● **Activity**
Your response should contain each line of the data that includes "amount".

● **Data records**
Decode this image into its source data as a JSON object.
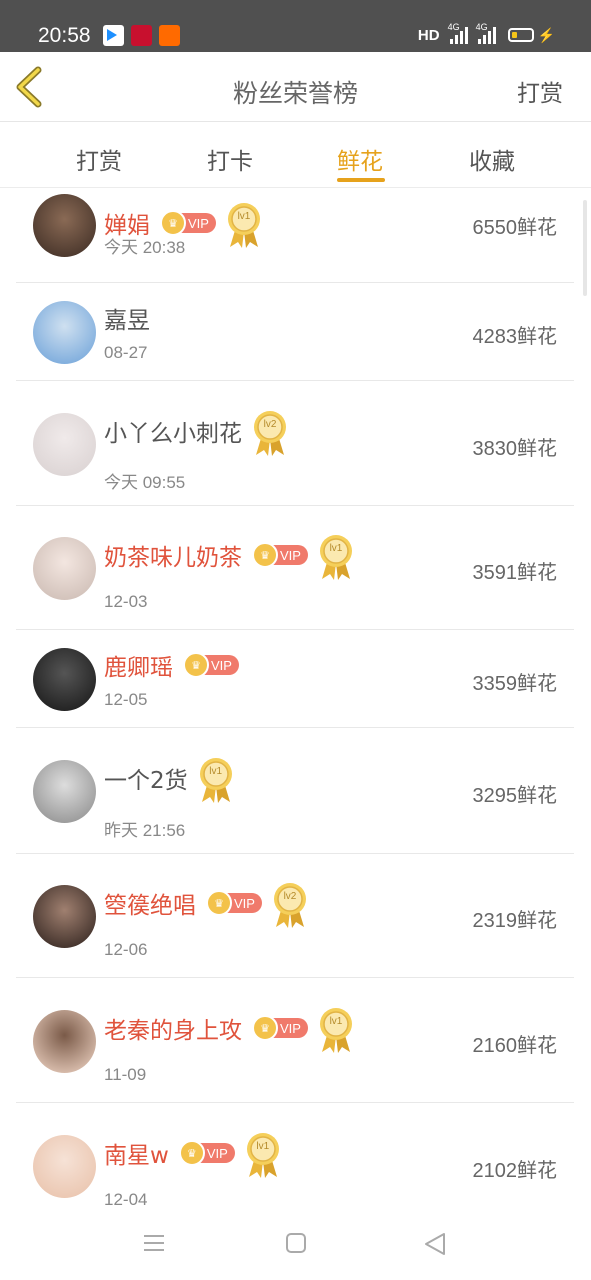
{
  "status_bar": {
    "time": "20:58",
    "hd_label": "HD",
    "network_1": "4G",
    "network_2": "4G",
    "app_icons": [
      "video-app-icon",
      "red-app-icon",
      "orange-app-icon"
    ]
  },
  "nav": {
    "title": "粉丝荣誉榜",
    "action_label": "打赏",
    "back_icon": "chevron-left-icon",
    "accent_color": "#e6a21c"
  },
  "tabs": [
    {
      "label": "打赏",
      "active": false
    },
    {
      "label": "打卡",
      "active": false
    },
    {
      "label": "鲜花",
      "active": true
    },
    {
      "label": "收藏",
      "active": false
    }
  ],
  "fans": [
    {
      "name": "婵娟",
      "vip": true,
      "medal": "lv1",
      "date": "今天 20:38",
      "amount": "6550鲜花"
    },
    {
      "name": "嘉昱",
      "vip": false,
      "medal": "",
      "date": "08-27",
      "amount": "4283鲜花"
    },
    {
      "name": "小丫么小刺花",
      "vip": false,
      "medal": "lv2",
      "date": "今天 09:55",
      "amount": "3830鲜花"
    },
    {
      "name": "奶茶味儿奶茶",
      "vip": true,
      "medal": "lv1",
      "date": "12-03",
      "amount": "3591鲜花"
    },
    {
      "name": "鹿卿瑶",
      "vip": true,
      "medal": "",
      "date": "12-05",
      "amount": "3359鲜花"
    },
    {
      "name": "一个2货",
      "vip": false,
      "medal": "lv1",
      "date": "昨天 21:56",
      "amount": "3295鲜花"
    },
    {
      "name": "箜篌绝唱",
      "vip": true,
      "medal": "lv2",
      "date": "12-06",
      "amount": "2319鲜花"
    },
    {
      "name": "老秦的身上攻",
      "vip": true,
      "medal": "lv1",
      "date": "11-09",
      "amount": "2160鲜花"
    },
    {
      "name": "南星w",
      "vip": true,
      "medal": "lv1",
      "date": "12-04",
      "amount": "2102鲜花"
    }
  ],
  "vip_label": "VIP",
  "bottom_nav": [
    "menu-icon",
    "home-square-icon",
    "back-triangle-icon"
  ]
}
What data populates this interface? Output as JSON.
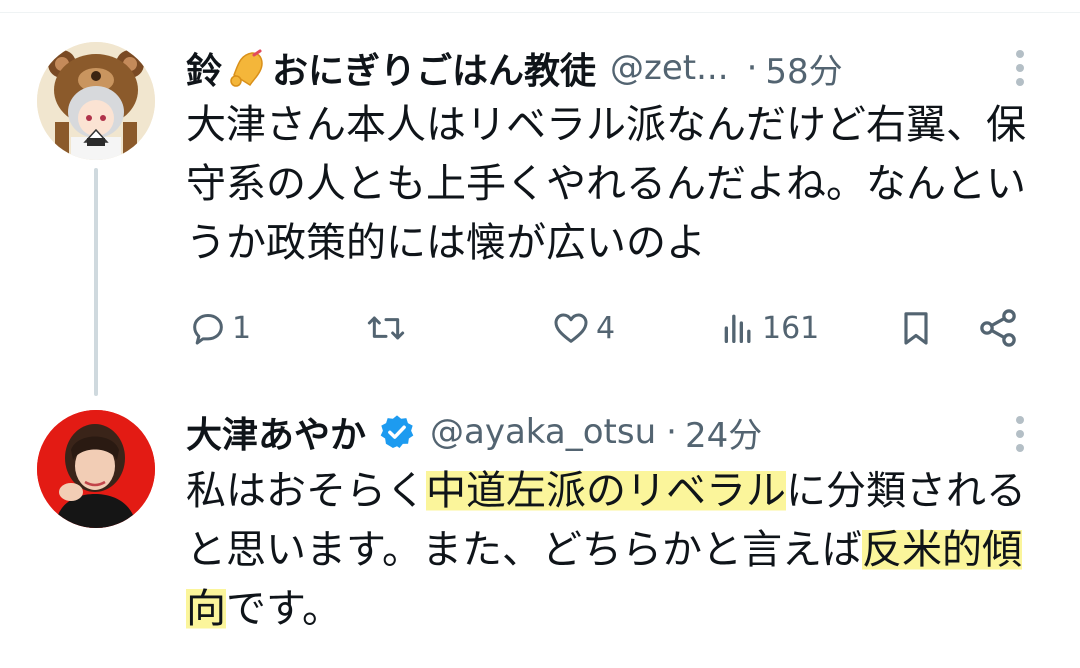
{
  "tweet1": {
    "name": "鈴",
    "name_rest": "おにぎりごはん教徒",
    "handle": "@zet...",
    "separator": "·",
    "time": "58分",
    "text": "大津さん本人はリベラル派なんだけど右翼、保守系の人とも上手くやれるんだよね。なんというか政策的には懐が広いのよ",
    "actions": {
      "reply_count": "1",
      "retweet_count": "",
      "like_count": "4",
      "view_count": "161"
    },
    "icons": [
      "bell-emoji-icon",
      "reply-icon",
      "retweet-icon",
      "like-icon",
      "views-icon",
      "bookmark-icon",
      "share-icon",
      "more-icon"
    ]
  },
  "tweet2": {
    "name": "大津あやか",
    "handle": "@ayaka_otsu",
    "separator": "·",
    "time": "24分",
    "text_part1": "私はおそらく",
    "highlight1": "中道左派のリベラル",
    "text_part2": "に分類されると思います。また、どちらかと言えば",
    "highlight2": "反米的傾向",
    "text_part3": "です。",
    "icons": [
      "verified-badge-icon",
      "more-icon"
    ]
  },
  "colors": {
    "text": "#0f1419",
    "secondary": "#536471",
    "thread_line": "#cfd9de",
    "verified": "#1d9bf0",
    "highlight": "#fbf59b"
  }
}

● **Exercise response**
      "amount": "6550鲜花"
      "amount": "4283鲜花"
      "amount": "3830鲜花"
      "amount": "3591鲜花"
      "amount": "3359鲜花"
      "amount": "3295鲜花"
      "amount": "2319鲜花"
      "amount": "2160鲜花"
      "amount": "2102鲜花"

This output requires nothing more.